§ Data in this exercise
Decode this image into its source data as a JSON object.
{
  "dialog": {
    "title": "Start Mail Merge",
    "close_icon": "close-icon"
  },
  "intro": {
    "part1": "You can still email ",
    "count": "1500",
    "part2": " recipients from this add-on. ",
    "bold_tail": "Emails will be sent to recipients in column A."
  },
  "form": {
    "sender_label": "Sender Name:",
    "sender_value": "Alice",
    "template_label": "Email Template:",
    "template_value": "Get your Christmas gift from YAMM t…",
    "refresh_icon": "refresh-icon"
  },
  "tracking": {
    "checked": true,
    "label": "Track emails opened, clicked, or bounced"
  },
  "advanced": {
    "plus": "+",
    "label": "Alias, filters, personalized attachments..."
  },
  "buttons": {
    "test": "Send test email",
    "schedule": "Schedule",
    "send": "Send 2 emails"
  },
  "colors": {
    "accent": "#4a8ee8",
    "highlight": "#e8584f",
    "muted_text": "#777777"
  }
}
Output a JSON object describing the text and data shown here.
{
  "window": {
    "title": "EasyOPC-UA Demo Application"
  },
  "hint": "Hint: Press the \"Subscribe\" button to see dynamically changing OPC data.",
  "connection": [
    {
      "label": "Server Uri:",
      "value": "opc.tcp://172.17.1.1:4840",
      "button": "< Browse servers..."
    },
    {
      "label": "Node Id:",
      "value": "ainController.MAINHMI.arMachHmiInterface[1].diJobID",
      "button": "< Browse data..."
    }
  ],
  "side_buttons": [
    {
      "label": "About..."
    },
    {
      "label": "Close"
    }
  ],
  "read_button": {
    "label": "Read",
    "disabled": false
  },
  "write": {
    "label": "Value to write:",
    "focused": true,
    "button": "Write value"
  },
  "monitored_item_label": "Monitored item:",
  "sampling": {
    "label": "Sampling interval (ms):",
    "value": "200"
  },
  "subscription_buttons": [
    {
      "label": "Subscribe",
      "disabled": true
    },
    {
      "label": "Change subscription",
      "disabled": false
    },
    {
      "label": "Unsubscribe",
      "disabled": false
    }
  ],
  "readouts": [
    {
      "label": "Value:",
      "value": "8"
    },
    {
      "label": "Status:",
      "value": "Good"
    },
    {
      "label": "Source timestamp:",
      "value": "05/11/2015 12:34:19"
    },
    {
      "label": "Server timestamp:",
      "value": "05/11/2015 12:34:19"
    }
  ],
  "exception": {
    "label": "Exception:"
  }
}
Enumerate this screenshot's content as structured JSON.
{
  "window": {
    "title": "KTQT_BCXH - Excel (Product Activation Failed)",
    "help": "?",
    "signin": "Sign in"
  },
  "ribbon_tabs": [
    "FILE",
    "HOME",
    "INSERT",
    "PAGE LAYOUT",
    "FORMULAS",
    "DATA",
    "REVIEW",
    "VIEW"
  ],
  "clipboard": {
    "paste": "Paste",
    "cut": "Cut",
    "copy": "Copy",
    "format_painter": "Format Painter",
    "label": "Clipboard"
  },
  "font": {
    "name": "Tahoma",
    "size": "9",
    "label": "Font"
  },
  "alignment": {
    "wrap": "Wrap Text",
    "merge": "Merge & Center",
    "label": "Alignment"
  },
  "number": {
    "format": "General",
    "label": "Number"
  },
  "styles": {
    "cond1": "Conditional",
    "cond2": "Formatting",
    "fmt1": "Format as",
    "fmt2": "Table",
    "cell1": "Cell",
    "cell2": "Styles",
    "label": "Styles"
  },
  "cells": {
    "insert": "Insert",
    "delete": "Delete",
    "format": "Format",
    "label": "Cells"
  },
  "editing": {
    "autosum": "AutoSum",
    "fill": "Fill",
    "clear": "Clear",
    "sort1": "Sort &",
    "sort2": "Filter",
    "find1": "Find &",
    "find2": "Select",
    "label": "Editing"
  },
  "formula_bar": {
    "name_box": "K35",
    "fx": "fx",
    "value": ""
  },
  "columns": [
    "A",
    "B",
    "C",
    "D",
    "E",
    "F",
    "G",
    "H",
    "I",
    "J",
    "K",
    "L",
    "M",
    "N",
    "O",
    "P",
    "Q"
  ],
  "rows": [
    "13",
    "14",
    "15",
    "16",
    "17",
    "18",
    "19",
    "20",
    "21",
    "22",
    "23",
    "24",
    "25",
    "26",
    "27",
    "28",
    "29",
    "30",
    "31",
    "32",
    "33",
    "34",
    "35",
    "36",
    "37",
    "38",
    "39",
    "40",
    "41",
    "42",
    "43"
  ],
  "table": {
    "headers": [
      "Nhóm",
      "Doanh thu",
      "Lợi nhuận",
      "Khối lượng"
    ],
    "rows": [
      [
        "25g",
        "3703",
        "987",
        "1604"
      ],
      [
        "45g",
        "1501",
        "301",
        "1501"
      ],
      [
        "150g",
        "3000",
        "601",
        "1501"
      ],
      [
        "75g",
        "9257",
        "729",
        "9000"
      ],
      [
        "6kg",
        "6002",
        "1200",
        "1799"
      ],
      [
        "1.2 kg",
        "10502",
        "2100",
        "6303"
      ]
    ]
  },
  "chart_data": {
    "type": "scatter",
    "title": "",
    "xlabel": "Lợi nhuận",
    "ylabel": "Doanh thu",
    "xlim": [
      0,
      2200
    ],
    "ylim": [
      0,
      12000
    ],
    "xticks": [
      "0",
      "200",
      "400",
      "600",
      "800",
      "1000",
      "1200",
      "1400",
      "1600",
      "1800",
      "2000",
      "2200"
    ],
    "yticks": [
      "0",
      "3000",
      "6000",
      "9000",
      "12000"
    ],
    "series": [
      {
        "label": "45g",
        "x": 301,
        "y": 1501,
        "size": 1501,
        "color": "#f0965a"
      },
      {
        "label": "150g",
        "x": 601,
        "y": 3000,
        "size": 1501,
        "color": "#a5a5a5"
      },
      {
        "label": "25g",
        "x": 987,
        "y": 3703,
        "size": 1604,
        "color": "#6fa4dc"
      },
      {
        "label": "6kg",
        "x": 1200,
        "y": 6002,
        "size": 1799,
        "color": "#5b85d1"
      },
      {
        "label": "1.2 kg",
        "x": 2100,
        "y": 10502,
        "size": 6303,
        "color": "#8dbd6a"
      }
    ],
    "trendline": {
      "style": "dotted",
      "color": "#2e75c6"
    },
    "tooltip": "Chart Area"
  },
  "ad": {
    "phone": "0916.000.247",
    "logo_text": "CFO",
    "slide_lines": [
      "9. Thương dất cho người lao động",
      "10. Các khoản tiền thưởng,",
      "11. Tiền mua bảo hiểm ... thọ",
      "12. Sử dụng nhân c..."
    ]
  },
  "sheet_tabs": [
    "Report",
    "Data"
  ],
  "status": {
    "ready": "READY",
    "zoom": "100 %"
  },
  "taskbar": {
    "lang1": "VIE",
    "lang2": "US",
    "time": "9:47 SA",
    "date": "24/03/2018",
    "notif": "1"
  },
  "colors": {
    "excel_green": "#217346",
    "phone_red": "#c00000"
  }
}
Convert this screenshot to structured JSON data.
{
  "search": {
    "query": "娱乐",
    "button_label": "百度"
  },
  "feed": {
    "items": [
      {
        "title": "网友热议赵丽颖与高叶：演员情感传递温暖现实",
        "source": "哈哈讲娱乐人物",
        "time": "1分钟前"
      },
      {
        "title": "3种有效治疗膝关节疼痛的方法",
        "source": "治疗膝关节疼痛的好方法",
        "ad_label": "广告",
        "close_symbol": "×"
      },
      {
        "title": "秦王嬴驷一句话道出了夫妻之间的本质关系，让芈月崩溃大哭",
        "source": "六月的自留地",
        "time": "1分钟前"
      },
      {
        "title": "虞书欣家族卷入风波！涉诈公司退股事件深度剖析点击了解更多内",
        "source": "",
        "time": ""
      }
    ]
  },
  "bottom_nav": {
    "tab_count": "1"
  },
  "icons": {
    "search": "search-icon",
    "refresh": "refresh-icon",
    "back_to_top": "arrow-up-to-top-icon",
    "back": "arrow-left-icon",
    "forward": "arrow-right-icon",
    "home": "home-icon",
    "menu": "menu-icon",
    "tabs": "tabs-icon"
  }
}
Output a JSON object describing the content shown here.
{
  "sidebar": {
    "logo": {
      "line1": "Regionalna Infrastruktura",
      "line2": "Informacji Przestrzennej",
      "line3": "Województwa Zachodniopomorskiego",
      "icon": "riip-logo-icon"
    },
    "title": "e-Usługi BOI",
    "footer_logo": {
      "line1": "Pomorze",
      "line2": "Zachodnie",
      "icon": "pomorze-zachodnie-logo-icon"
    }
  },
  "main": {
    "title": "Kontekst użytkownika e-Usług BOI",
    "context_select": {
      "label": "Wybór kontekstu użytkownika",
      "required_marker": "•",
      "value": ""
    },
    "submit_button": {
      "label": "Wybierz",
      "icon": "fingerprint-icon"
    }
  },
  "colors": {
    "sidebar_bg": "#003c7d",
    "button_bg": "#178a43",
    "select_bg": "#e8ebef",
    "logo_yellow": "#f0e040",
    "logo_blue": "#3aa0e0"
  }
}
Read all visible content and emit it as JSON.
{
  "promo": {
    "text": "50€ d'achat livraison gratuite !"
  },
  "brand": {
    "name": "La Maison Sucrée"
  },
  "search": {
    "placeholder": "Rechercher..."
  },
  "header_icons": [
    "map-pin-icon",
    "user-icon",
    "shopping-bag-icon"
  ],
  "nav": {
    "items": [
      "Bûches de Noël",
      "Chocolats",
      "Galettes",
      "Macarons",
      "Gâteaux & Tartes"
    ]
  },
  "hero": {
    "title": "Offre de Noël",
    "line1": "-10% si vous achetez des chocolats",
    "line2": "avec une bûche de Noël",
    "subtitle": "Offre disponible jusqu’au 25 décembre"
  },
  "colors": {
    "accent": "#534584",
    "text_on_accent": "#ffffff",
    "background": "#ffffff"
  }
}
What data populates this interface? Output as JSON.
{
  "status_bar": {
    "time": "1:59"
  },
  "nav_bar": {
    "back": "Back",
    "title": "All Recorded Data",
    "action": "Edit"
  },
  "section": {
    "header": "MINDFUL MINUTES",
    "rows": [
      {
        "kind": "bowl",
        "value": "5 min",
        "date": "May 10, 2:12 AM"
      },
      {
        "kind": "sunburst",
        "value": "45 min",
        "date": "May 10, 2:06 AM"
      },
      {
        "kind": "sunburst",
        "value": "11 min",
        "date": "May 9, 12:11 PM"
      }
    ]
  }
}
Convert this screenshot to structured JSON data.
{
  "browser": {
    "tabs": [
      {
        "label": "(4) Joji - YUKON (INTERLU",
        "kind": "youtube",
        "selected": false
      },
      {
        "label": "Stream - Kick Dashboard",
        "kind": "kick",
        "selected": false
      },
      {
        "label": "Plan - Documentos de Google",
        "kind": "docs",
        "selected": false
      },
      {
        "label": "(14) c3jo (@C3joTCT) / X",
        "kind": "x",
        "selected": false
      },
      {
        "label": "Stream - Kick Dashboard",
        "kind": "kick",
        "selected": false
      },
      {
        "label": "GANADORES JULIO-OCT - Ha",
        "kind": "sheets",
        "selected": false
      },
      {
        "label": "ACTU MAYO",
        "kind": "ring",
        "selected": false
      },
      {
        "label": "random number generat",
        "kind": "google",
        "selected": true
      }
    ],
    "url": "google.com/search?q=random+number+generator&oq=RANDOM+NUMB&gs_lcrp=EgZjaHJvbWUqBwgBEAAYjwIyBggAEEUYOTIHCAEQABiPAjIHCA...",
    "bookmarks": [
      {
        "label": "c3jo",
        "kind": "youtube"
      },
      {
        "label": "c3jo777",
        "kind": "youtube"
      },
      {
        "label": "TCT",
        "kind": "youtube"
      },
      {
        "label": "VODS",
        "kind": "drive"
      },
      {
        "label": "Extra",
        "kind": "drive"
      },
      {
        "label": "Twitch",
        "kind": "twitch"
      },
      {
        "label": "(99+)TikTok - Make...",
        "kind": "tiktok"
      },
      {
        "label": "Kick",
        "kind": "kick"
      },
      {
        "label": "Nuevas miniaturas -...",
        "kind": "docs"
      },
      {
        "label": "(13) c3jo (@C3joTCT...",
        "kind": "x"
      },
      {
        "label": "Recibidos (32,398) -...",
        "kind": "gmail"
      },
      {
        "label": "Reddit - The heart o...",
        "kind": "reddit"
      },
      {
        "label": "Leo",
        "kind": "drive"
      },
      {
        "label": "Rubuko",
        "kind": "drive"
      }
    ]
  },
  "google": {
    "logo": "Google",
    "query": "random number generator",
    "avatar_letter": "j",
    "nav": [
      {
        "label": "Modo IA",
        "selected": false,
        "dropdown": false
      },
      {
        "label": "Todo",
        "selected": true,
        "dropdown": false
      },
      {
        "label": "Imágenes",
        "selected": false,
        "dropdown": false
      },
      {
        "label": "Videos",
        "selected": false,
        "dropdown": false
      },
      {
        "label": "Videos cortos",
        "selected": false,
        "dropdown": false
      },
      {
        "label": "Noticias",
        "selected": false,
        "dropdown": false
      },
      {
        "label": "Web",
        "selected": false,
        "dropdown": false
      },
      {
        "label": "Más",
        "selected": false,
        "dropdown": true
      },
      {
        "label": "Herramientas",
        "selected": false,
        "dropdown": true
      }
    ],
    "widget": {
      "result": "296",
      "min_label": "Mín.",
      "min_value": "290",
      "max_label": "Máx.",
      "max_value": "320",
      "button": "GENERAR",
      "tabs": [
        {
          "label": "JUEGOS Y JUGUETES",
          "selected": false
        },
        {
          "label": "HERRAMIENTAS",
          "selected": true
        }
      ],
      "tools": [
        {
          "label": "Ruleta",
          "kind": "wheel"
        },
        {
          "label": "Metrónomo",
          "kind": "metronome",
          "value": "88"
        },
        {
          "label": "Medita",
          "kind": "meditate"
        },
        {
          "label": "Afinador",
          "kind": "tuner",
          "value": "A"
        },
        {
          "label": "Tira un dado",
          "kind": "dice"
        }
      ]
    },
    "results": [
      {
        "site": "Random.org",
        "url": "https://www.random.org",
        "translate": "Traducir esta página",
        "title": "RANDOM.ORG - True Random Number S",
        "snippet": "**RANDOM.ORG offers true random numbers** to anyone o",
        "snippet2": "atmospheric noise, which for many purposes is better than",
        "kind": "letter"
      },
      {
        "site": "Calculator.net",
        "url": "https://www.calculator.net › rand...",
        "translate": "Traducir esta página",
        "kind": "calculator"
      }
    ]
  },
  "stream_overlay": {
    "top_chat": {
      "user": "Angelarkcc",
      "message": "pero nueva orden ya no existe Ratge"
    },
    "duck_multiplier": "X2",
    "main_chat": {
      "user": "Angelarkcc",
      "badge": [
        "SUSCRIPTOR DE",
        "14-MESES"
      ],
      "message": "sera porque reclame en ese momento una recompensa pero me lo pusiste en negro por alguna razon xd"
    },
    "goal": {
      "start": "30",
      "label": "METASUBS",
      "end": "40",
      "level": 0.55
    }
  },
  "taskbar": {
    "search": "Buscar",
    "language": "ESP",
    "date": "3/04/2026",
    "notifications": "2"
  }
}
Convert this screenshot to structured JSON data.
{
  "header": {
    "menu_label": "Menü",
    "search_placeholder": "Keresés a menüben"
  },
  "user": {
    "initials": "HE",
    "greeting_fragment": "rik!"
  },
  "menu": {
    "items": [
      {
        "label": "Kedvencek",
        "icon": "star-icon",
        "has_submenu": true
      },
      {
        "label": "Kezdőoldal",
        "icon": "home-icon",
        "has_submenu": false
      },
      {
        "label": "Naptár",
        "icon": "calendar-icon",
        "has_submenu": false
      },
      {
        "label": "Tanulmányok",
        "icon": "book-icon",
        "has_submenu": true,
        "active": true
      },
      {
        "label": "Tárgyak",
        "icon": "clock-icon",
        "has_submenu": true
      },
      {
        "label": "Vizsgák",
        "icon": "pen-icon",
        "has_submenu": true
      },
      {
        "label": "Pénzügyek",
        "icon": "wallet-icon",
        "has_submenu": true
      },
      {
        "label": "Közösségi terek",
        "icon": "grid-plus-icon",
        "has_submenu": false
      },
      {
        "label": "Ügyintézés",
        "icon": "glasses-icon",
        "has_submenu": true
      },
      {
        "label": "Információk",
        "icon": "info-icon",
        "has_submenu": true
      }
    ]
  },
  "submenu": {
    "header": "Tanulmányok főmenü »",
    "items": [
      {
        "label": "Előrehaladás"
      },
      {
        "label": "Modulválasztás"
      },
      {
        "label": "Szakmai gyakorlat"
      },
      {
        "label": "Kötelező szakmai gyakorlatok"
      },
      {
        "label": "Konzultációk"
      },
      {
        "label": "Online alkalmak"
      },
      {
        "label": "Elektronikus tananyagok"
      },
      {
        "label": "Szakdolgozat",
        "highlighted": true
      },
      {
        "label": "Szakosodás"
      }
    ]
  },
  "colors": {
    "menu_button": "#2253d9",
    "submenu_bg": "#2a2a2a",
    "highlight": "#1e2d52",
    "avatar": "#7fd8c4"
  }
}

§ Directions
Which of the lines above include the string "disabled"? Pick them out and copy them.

§ Task result
    "disabled": false
      "disabled": true
      "disabled": false
      "disabled": false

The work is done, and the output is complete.